“There has been some negative press on that. To me if this board is looking at specialized people who have some background in whatever we should think about putting that in our appointments for somebody to submit to the board,” Borasky said.

Carbone said the development of a groundwater management plan should involve a broad array of water rights stakeholders. Wichman said one of the most important duties of the water district is the education and engagement of the public.

“When you’re trying to find a way to have your resources match what your needs are, absolutely everything is on the table,” Wichman said.

But Eason said, “this board was to work with the SNWA. That is not happening.”

“We had some discussions with the SNWA off-line. They are not going after the water rights in Railroad Valley. Economically they’re not going to do it,” he said.

Water board member John MacFarlane said the purpose of the district as specified in the legislation was “to secure and develop sustainable resources of water.”

He said water board members are experienced, well meaning and concerned.

County Commissioner Donna Cox had a less benevolent image of the water board.

“I think we’re creating a monster. I don’t want it to turn into the Las Vegas Valley Water District or the Southern Nevada Water District. Those people started out like we were and ended up wasting a lot of money,” Cox said. “I’d like to see they just become an advisory board and the county commission makes the final decision on things.”

The water district was granted a number of powers in the legislation, to sign contracts, purchase water rights, issue bonds and other duties without approval of the county commission.

Cox asked for an agenda item to let the public decide whether they want to keep the Nye County water board.

Don't miss the big stories. Like us on Facebook.
THE LATEST
US House committee paves way for 850K acres for Air Force expansion in Nevada

The Democrat-led House Armed Services Committee approved an amendment to the National Defense Authorization Act that proposing to give the U.S. Air Force over 850,000 acres currently managed as Desert National Wildlife Refuge, according to the press release by the Center for Biological Diversity.

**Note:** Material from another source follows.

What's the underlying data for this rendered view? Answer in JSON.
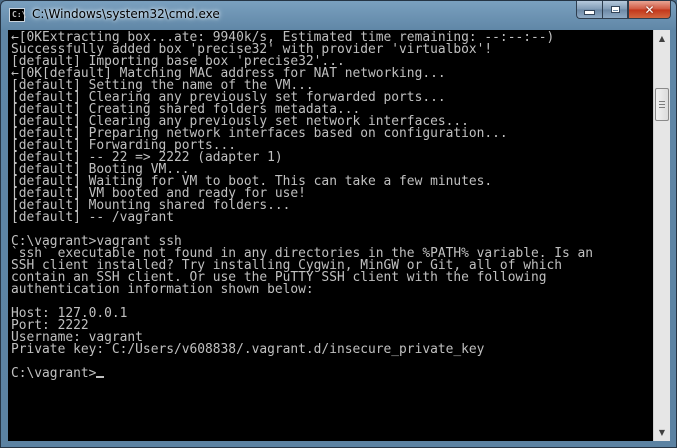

Half of businesses complying with face-covering mandate

Just fewer than half of Nevada’s businesses are in compliance with the public face covering requirement as the state heads into the Independence Day weekend, according to a survey of more than 200 business conducted by the Division of Industrial Relations Occupational Safety and Health Administration.

Comments sought on potential parcels for geothermal leasing

The Bureau of Land Management is seeking public review of an Environmental Assessment for three parcels of public land nominated for lease in the Oct. 20 Competitive Online Geothermal Lease Sale. These parcels, which have the potential for future geothermal exploration and development, comprise 7,245.62 acres of land in Esmeralda County within the area administered by the Tonopah Field Office.

Anti-mask PAC leads protest on Highway 160

Upward of 60 individuals, many of whom were bearing firearms, gathered at the intersection of Highways 160 and 372 on Monday, June 30th to express their displeasure of Governor Steve Sisolak’s emergency declaration requiring Nevadans to wear face masks in public to help avoid the spread of the COVID-19 virus.

Census reminders going out before enumerators come knocking

Delays and postponements have impacted almost every aspect of life since the onset of the COVID-19 pandemic in America and the 2020 census is no exception.

Nevada rejected 6,700 ballots, Nye rejected 24 in primary election

Officials with the Nevada Secretary of State’s Office detailed that more than 6,700 ballots cast statewide in the 2020 primary election were rejected because of signature issues, either a lack of signature or a signature that did not match the voter information on file.